Problem details: When a record contains an image, skip the image and retype the rest of that record exactly.

Given information:
▬▬▬▬▬▬▬▬▬▬

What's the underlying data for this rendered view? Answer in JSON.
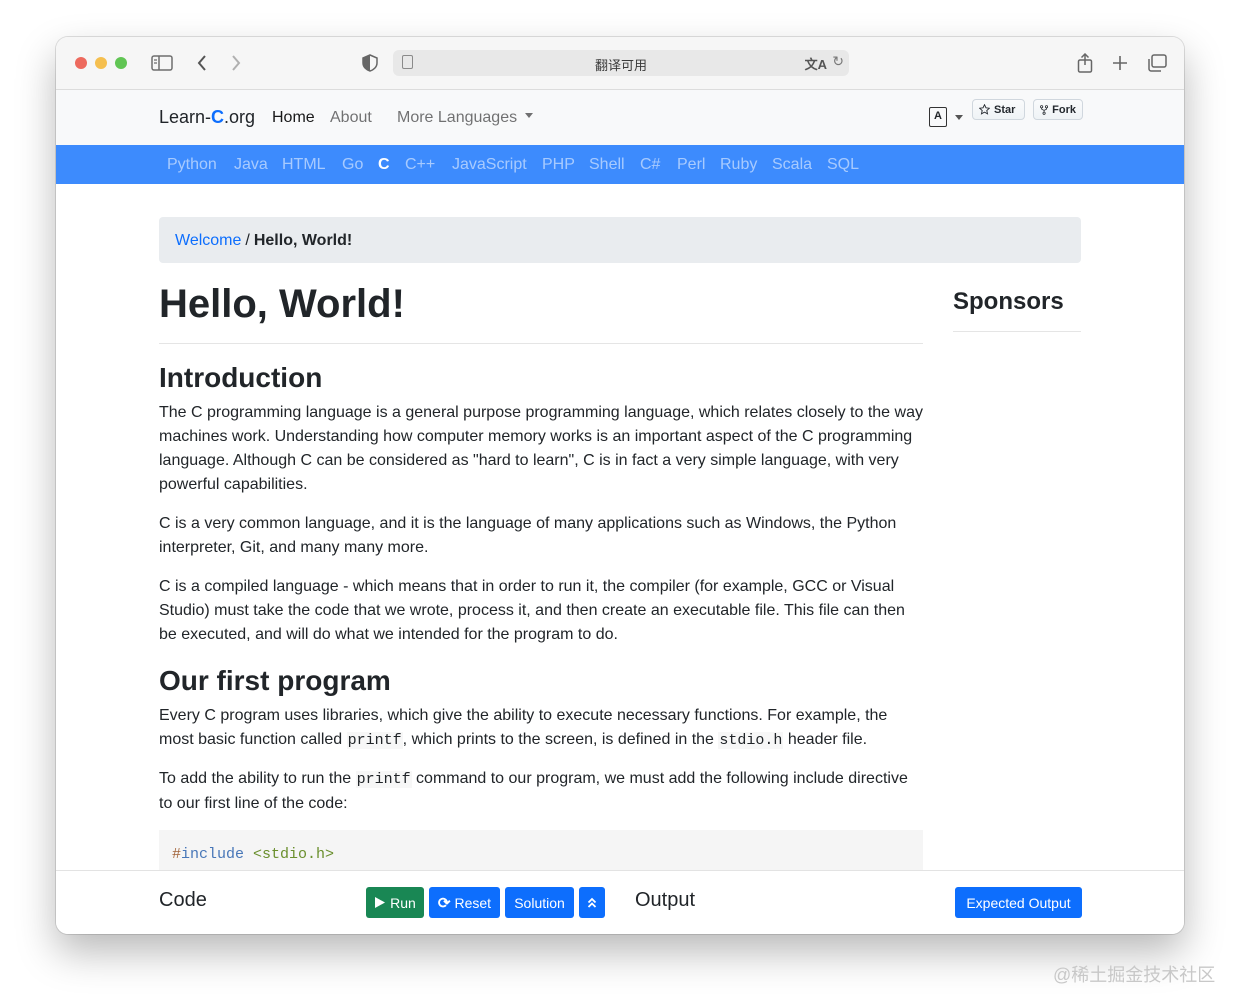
{
  "browser": {
    "url_text": "翻译可用"
  },
  "navbar": {
    "brand_prefix": "Learn-",
    "brand_c": "C",
    "brand_suffix": ".org",
    "links": [
      "Home",
      "About",
      "More Languages"
    ],
    "lang_glyph": "A",
    "star_label": "Star",
    "fork_label": "Fork"
  },
  "languages": [
    "Python",
    "Java",
    "HTML",
    "Go",
    "C",
    "C++",
    "JavaScript",
    "PHP",
    "Shell",
    "C#",
    "Perl",
    "Ruby",
    "Scala",
    "SQL"
  ],
  "active_language": "C",
  "breadcrumb": {
    "link": "Welcome",
    "separator": "/",
    "current": "Hello, World!"
  },
  "content": {
    "title": "Hello, World!",
    "intro_heading": "Introduction",
    "intro_p1": "The C programming language is a general purpose programming language, which relates closely to the way machines work. Understanding how computer memory works is an important aspect of the C programming language. Although C can be considered as \"hard to learn\", C is in fact a very simple language, with very powerful capabilities.",
    "intro_p2": "C is a very common language, and it is the language of many applications such as Windows, the Python interpreter, Git, and many many more.",
    "intro_p3": "C is a compiled language - which means that in order to run it, the compiler (for example, GCC or Visual Studio) must take the code that we wrote, process it, and then create an executable file. This file can then be executed, and will do what we intended for the program to do.",
    "program_heading": "Our first program",
    "program_p1_a": "Every C program uses libraries, which give the ability to execute necessary functions. For example, the most basic function called ",
    "program_p1_code1": "printf",
    "program_p1_b": ", which prints to the screen, is defined in the ",
    "program_p1_code2": "stdio.h",
    "program_p1_c": " header file.",
    "program_p2_a": "To add the ability to run the ",
    "program_p2_code": "printf",
    "program_p2_b": " command to our program, we must add the following include directive to our first line of the code:",
    "code_hash": "#",
    "code_include": "include",
    "code_header": " <stdio.h>"
  },
  "sidebar": {
    "sponsors_title": "Sponsors"
  },
  "bottom": {
    "code_label": "Code",
    "run_label": "Run",
    "reset_label": "Reset",
    "solution_label": "Solution",
    "output_label": "Output",
    "expected_output_label": "Expected Output"
  },
  "watermark": "@稀土掘金技术社区",
  "colors": {
    "primary": "#0d6efd",
    "language_bar": "#3d8bfd",
    "run_button": "#198754"
  }
}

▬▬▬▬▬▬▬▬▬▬

Result for this exercise:
What's the underlying data for this rendered view? Answer in JSON.
{
  "browser": {
    "url_text": "翻译可用"
  },
  "navbar": {
    "brand_prefix": "Learn-",
    "brand_c": "C",
    "brand_suffix": ".org",
    "links": [
      "Home",
      "About",
      "More Languages"
    ],
    "lang_glyph": "A",
    "star_label": "Star",
    "fork_label": "Fork"
  },
  "languages": [
    "Python",
    "Java",
    "HTML",
    "Go",
    "C",
    "C++",
    "JavaScript",
    "PHP",
    "Shell",
    "C#",
    "Perl",
    "Ruby",
    "Scala",
    "SQL"
  ],
  "active_language": "C",
  "breadcrumb": {
    "link": "Welcome",
    "separator": "/",
    "current": "Hello, World!"
  },
  "content": {
    "title": "Hello, World!",
    "intro_heading": "Introduction",
    "intro_p1": "The C programming language is a general purpose programming language, which relates closely to the way machines work. Understanding how computer memory works is an important aspect of the C programming language. Although C can be considered as \"hard to learn\", C is in fact a very simple language, with very powerful capabilities.",
    "intro_p2": "C is a very common language, and it is the language of many applications such as Windows, the Python interpreter, Git, and many many more.",
    "intro_p3": "C is a compiled language - which means that in order to run it, the compiler (for example, GCC or Visual Studio) must take the code that we wrote, process it, and then create an executable file. This file can then be executed, and will do what we intended for the program to do.",
    "program_heading": "Our first program",
    "program_p1_a": "Every C program uses libraries, which give the ability to execute necessary functions. For example, the most basic function called ",
    "program_p1_code1": "printf",
    "program_p1_b": ", which prints to the screen, is defined in the ",
    "program_p1_code2": "stdio.h",
    "program_p1_c": " header file.",
    "program_p2_a": "To add the ability to run the ",
    "program_p2_code": "printf",
    "program_p2_b": " command to our program, we must add the following include directive to our first line of the code:",
    "code_hash": "#",
    "code_include": "include",
    "code_header": " <stdio.h>"
  },
  "sidebar": {
    "sponsors_title": "Sponsors"
  },
  "bottom": {
    "code_label": "Code",
    "run_label": "Run",
    "reset_label": "Reset",
    "solution_label": "Solution",
    "output_label": "Output",
    "expected_output_label": "Expected Output"
  },
  "watermark": "@稀土掘金技术社区",
  "colors": {
    "primary": "#0d6efd",
    "language_bar": "#3d8bfd",
    "run_button": "#198754"
  }
}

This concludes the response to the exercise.